GMO Farming not only saved a beloved fruit, it helped restore the entire Hawaiian papaya industry and all the family farmers and sustainable farms it supports. That’s the kind of win-win survival story we should all celebrate.
Apple – The Trendsetter
Nearly half of the produce grown in the United States is thrown away.3http://sitn.hms.harvard.edu/flash/2018/arctic-apples-fresh-new-take-genetic-engineering/ It’s an upsetting fact, especially for the farmers who grow all that wasted food. But the reality is that many people just don’t like the idea of eating bruised, discolored fruits and vegetables. And when it gets tossed out, whether by individuals or by restaurants and grocery stores, all that waste adds up, even if the produce is still perfectly good to eat.
That’s why food and farming experts set out to help solve this massive problem using GMO Farming — by making sure one of our favorite fruits looks just as appetizing, even if it’s been sliced or bruised. Enter: the Arctic Apple.
“The Arctic apple is the juiciest newcomer to produce aisles. It has the special ability to resist browning after being cut, which protects its flavor and nutritional value … [and could] mitigate a major source of food waste.”
It’s a breakthrough we need, and it leaves the rest of the apple just the way we like it. According to the weight of scientific evidence and regulatory review, “Arctic apple trees and fruit are no different from their traditional counterparts in terms of agricultural and nutritional characteristics.”4http://sitn.hms.harvard.edu/flash/2018/arctic-apples-fresh-new-take-genetic-engineering/ These juicy trendsetters are starting a movement toward fewer lunchbox snacks tossed out by picky eaters, and more of the food we farmers grow nurturing your body, and not the compost bin.
Orange – The Hero
Florida orange juice is a staple on American breakfast tables, but just like cacao, its days might be numbered. In the past decade, what’s known as citrus greening disease – also called Yellow Dragon disease – has crippled Florida’s iconic orange groves:
“Citrus greening is a disease that hits close to home, as currently 90 percent of the Florida citrus industry is being devastated by it… [It] is one of the most serious citrus plant diseases in the world, and once a tree is infected, there’s no cure… however there are solutions currently in the pipeline.”
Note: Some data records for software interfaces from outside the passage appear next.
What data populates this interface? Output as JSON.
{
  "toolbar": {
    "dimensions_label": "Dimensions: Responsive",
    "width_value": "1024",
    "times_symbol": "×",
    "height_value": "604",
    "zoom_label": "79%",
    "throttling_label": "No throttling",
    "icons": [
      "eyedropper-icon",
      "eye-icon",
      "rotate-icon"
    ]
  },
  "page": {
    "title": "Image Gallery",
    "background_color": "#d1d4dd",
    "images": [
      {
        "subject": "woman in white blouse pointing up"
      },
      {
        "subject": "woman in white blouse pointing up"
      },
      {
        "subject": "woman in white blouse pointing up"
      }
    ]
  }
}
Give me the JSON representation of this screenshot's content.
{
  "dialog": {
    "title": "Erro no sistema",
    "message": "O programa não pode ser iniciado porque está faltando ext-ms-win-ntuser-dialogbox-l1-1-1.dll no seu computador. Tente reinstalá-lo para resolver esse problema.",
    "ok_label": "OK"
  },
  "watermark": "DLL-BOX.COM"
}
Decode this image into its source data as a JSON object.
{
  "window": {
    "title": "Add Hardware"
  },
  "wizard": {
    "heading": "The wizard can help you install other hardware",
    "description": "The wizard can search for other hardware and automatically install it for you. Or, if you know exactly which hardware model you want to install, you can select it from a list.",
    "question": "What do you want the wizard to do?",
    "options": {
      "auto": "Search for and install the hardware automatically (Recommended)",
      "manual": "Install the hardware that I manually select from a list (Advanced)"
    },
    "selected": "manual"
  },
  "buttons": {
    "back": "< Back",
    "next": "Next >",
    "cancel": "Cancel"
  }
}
While it’s a long process to grow and get new orange varieties approved, research is being done using GMO Farming to grow a heroic new orange tree variety that can fend off citrus greening naturally. If approved, this tree could deliver a rebound to Florida’s orange farmers just like Rainbow papayas did for Hawaiian farmers a few years ago. We’re sure rooting for it, not only so Florida farmers can get their livelihoods back, but so we can keep the OJ flowing on our own breakfast tables.
Bold Chocolate, Bold Cause
Feeding our families is already tough enough without having to worry about our favorite foods disappearing. That’s one of the many reasons GMOs hold so much promise. Countless farmers the world over already choose GMO Farming methods for the proven sustainability benefits they deliver, from reduced pesticides and energy use to cleaner waterways. But as these crop stories show, GMO Farming also represents solutions to some of our toughest food challenges, which matter to all of us, farmers or otherwise. We may be biased, but we’re all for keeping our favorite foods on the shelves and the farmers who grow them doing the job we love.
This Valentine’s Day, take a fresh look at the benefits of GMO Farming, all while enjoying some delicious, limited-edition chocolate. If you act fast, you can get a free taste for yourself and even send your Valentine a sweet treat while supplies last by visiting Ethos-Chocolate.com.